YOUR TASK: What follows is a set of records. Repeat every one of them exactly.

DATA FOR THE TASK Start Marker

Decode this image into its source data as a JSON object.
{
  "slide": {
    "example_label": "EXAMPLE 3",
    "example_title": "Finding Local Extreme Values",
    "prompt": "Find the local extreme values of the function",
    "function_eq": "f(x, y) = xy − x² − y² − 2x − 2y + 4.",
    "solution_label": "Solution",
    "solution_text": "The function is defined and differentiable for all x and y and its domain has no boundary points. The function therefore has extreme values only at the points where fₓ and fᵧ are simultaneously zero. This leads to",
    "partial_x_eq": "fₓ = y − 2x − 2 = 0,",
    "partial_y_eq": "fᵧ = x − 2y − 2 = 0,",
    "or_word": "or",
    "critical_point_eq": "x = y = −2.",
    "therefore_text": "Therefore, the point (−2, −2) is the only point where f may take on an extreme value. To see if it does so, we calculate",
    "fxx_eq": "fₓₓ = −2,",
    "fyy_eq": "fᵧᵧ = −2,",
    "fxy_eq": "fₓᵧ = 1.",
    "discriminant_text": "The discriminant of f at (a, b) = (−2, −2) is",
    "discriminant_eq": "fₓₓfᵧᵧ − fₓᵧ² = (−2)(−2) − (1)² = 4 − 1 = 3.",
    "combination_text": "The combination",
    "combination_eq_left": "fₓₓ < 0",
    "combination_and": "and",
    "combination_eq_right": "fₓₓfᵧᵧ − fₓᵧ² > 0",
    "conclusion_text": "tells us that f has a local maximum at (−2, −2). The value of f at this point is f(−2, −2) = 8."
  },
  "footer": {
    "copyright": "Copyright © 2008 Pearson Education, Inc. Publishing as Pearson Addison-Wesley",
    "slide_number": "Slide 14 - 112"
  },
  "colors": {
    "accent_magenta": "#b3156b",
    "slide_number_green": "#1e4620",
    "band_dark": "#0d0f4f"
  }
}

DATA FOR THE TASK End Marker

OUTPUT BELOW:
Decode this image into its source data as a JSON object.
{
  "slide": {
    "example_label": "EXAMPLE 3",
    "example_title": "Finding Local Extreme Values",
    "prompt": "Find the local extreme values of the function",
    "function_eq": "f(x, y) = xy − x² − y² − 2x − 2y + 4.",
    "solution_label": "Solution",
    "solution_text": "The function is defined and differentiable for all x and y and its domain has no boundary points. The function therefore has extreme values only at the points where fₓ and fᵧ are simultaneously zero. This leads to",
    "partial_x_eq": "fₓ = y − 2x − 2 = 0,",
    "partial_y_eq": "fᵧ = x − 2y − 2 = 0,",
    "or_word": "or",
    "critical_point_eq": "x = y = −2.",
    "therefore_text": "Therefore, the point (−2, −2) is the only point where f may take on an extreme value. To see if it does so, we calculate",
    "fxx_eq": "fₓₓ = −2,",
    "fyy_eq": "fᵧᵧ = −2,",
    "fxy_eq": "fₓᵧ = 1.",
    "discriminant_text": "The discriminant of f at (a, b) = (−2, −2) is",
    "discriminant_eq": "fₓₓfᵧᵧ − fₓᵧ² = (−2)(−2) − (1)² = 4 − 1 = 3.",
    "combination_text": "The combination",
    "combination_eq_left": "fₓₓ < 0",
    "combination_and": "and",
    "combination_eq_right": "fₓₓfᵧᵧ − fₓᵧ² > 0",
    "conclusion_text": "tells us that f has a local maximum at (−2, −2). The value of f at this point is f(−2, −2) = 8."
  },
  "footer": {
    "copyright": "Copyright © 2008 Pearson Education, Inc. Publishing as Pearson Addison-Wesley",
    "slide_number": "Slide 14 - 112"
  },
  "colors": {
    "accent_magenta": "#b3156b",
    "slide_number_green": "#1e4620",
    "band_dark": "#0d0f4f"
  }
}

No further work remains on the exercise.